By Alison Fox
October 19, 2020

Thousands of Colorado residents were evacuated over the weekend as a fast-moving wildfire swept through the state and destroyed dozens of homes.

The CalWood fire, first sparked at about noon on Saturday and spurred on by strong wind gusts of up to 59 miles per hour, blazed through north-central Colorado, about 17 miles from downtown Boulder, The Associated Press reported. In total, about 3,000 people were forced to evacuate.

Deemed the largest fire in Boulder County’s history, it had burned more than 8,700 acres by Sunday.

The fire has also resulted in the closure of portions of the Roosevelt National Forest. That is in addition to parts of Rocky Mountain National Park, which have been closed due to the Cameron Peak Fire, which started burning west of Fort Collins in mid-August and is the largest in the state’s history, The Denver Post noted. It was 62 percent contained as of Sunday.

CalWood fire burns on a hillside near Buckingham Park
Credit: Eric Lutzens/MediaNews Group/The Denver Post via Getty

At least 26 homes have been destroyed as firefighters continue to fight to contain it, aided by calmer winds and more humid weather, Mike Wagner, the division chief with the Boulder County Sheriff’s Office, told the newspaper.

By Sunday night, the fire was 15 percent contained.

“We were just waiting and waiting, and you know there is Twitter and live feeds. Then we saw a picture from the National Weather Service, and it focused on our house burning. So then we knew,” Courtney Walsh said, telling the paper she only had about 30 minutes to gather her kids, rabbits, dogs, and a few keepsakes before fleeing.

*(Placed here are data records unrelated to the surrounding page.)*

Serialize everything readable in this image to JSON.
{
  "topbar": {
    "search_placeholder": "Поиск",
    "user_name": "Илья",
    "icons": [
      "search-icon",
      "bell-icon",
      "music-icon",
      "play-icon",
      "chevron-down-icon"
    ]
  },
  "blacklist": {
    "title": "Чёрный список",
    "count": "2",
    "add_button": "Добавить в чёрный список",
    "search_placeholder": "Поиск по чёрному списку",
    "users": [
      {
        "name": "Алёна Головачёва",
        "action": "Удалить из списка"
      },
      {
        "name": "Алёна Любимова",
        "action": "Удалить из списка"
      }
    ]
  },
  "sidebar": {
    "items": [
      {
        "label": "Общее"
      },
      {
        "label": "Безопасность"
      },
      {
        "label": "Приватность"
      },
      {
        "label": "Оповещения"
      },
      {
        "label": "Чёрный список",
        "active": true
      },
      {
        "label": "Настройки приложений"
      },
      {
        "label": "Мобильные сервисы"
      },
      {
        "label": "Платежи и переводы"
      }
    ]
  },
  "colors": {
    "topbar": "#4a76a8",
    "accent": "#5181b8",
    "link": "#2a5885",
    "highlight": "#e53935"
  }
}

CalWood fire burns on a hillside near Sixmile Canyon
Credit: Eric Lutzens/MediaNews Group/The Denver Post via Getty

“The 2020 fire season is looking unlike anything we’ve seen before,” Russ Schumacher, a climatologist at the Colorado Climate Center at Colorado State University, told the paper. “Normally by this time of year we would have more periods of cooler temperatures and some more precipitation.”

The Colorado fires come on the heels of a record-breaking wildfire season in California, Oregon, and Washington, in which dozens of people have died, California's skies turned an ‘apocalyptic’ orange, and millions of acres have burned.

Alison Fox is a contributing writer for Travel + Leisure. When she’s not in New York City, she likes to spend her time at the beach or exploring new destinations and hopes to visit every country in the world. Follow her adventures on Instagram.